I have been intrigued by fugues for a long time. The one that most people have heard is from Bach’s Toccata and Fugue in D Minor, a Halloween staple and the opener in Disney’s original Fantasia movie.
But what is a fugue exactly? It is a piece of music where different voices echo one another, but with a very specific formulation. A voice means a melody line, which may be represented by a human voice, an instrument, or one of the melodies played simultaneously on a piano.
The opening passage, the theme of the piece, is called the subject. For it to be an “official” fugue, the subject must be stated by each voice participating in the fugue. Typically, the first restatement of the subject (in a different voice), called the answer, is an interval of a fifth higher. The subject may be followed by a countersubject, a new passage that works well with the subject and will help in building the fugue.
The section where the subject, answer, and any countersubject are stated is called the exposition. The way in which the voices play off one another is called counterpoint. Typically, the key will change (sometimes multiple times), which keeps things interesting.

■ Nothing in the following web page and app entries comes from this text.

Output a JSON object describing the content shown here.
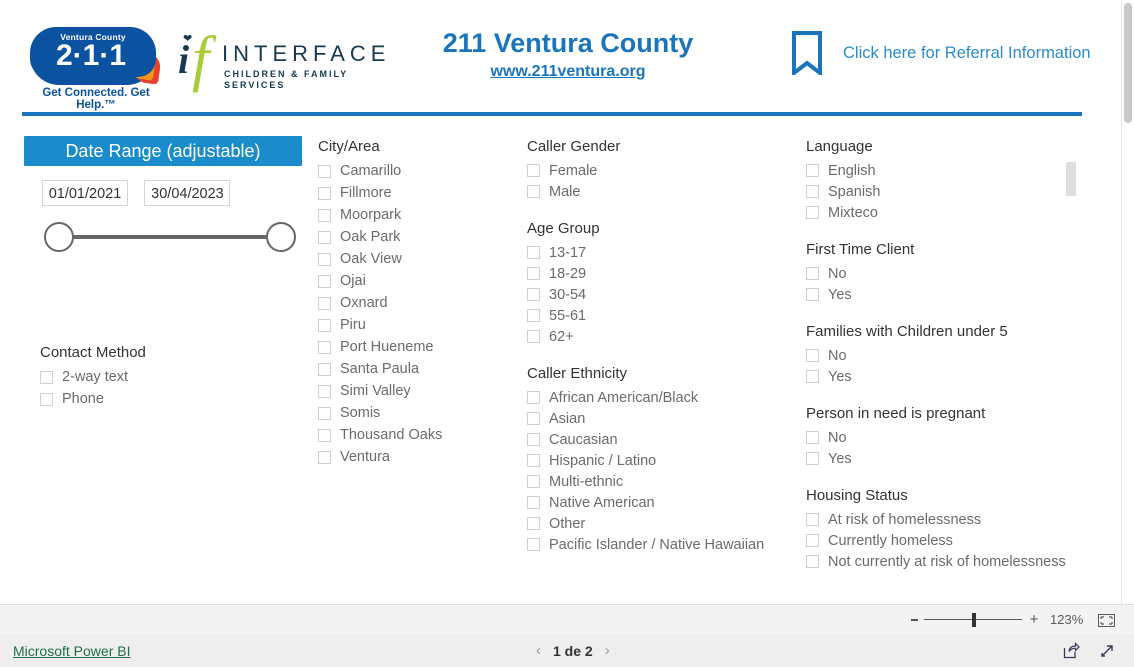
{
  "header": {
    "logo_211": {
      "county": "Ventura County",
      "number": "2·1·1",
      "tagline": "Get Connected. Get Help.™"
    },
    "logo_interface": {
      "mark_i": "i",
      "mark_f": "f",
      "word": "INTERFACE",
      "subtitle": "CHILDREN & FAMILY SERVICES"
    },
    "title": "211 Ventura County",
    "url": "www.211ventura.org",
    "referral_link": "Click here for Referral Information"
  },
  "date_range": {
    "header": "Date Range (adjustable)",
    "start": "01/01/2021",
    "end": "30/04/2023"
  },
  "contact_method": {
    "title": "Contact Method",
    "items": [
      "2-way text",
      "Phone"
    ]
  },
  "city_area": {
    "title": "City/Area",
    "items": [
      "Camarillo",
      "Fillmore",
      "Moorpark",
      "Oak Park",
      "Oak View",
      "Ojai",
      "Oxnard",
      "Piru",
      "Port Hueneme",
      "Santa Paula",
      "Simi Valley",
      "Somis",
      "Thousand Oaks",
      "Ventura"
    ]
  },
  "caller_gender": {
    "title": "Caller Gender",
    "items": [
      "Female",
      "Male"
    ]
  },
  "age_group": {
    "title": "Age Group",
    "items": [
      "13-17",
      "18-29",
      "30-54",
      "55-61",
      "62+"
    ]
  },
  "caller_ethnicity": {
    "title": "Caller Ethnicity",
    "items": [
      "African American/Black",
      "Asian",
      "Caucasian",
      "Hispanic / Latino",
      "Multi-ethnic",
      "Native American",
      "Other",
      "Pacific Islander / Native Hawaiian"
    ]
  },
  "language": {
    "title": "Language",
    "items": [
      "English",
      "Spanish",
      "Mixteco"
    ]
  },
  "first_time_client": {
    "title": "First Time Client",
    "items": [
      "No",
      "Yes"
    ]
  },
  "families_children": {
    "title": "Families with Children under 5",
    "items": [
      "No",
      "Yes"
    ]
  },
  "pregnant": {
    "title": "Person in need is pregnant",
    "items": [
      "No",
      "Yes"
    ]
  },
  "housing_status": {
    "title": "Housing Status",
    "items": [
      "At risk of homelessness",
      "Currently homeless",
      "Not currently at risk of homelessness"
    ]
  },
  "zoombar": {
    "minus_label": "-",
    "plus_label": "+",
    "zoom_level": "123%"
  },
  "bottombar": {
    "powerbi_label": "Microsoft Power BI",
    "prev_arrow": "‹",
    "page_text": "1 de 2",
    "next_arrow": "›"
  },
  "colors": {
    "brand_blue": "#1a75bb",
    "header_blue": "#1a8ccc",
    "logo_navy": "#0b52a0",
    "interface_green": "#a8cc3a",
    "interface_navy": "#17394f",
    "powerbi_green": "#1f6f4a"
  }
}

After the exposition, there is a development section. The subject and countersubject may be restated, probably numerous times, but they don’t have to repeat themselves in the same way each time—otherwise it would be a round or canon (like “Row, row, row your boat”). Changes will be made to reveal nuances in the musical passage (which sounds fancier than “to play around with it”), or to accommodate harmony in the interweaving of voices (so you don’t get unpleasant clashing of notes).
Finally, the whole fugue may wrap up with a coda or codetta that brings the fugue back to its initial key, but it’s not a necessary component.
Ok, so how do you do it?
Answer: not easily.
To start out, it helps to write a plain, vanilla passage for your subject (and countersubject), because once you start bouncing notes off one another, chaos will ensue if you pick weird intervals.
Chaos, like handing an 8-year-old an alarm clock and a screwdriver. Bits will be left over; parts may disappear; things will not fit together right. And it may never work.
That being said, it can be done, and done brilliantly. Bach makes it look effortless. His Well-Tempered Clavier presents preludes and fugues in every key, and his Art of Fugue is mind-boggling. Here is a sample, Contrapunctus 11, with the themes indicated by different shapes. Beethoven’s Grosse Fuge is a monument (although it was not initially well received). Brahms caps off his Variations and Fugue on a Theme of G. F. Handel (Op.24) with a wonderful fugue (measure-by-measure analysis here). And in the 20th century, Paul Hindemith used a fugue in the last movement of his third piano sonata and achieved a thoroughly modern sound.
The fugue is alive and well, though you probably won’t hear it on a top-40 radio station. That being said, YouTube yields facetious fugues written on themes by Adele and Lady Gaga and more (the Nokia ringtone?!).
But the fugue that tickled me the most was this one by none other than Glenn Gould, titled So You Want To Write a Fugue. The link is to a performance; you can find a performance with a visual presentation of the words and music here.
See the references for sites where you can find out more about the fugue.
Anatomy of a Fugue, a television program about the fugue and its history by Glenn Gould (really, a whole television program about the fugue) https://youtu.be/5_y6q4m0vew
Anatomy of a Fugue, a detailed written description unrelated to the television program above, from Northern Arizona University http://www2.nau.edu/tas3/fugueanatomy.html
How to Analyze a Fugue http://www2.nau.edu/tas3/analyzefugue.html
Yale University lecture on the Fugue: Bach, Bizet, and Bernstein https://youtu.be/nn1Xfr4cAU8
What is a Fugue? https://youtu.be/3tU1PDS9kyI
Composing a Fugue from Earlham College http://legacy.earlham.edu/~tobeyfo/musictheory/Book2/FFH2_CH8/8C_FugueComposition.html
Image attribution: Schickele, Peter, The Definitive Biography of P.D.Q.Bach. New York: Random House, 1976, p 149. Original caption: “An unfinished keyboard piece employing invertible counterpoint.”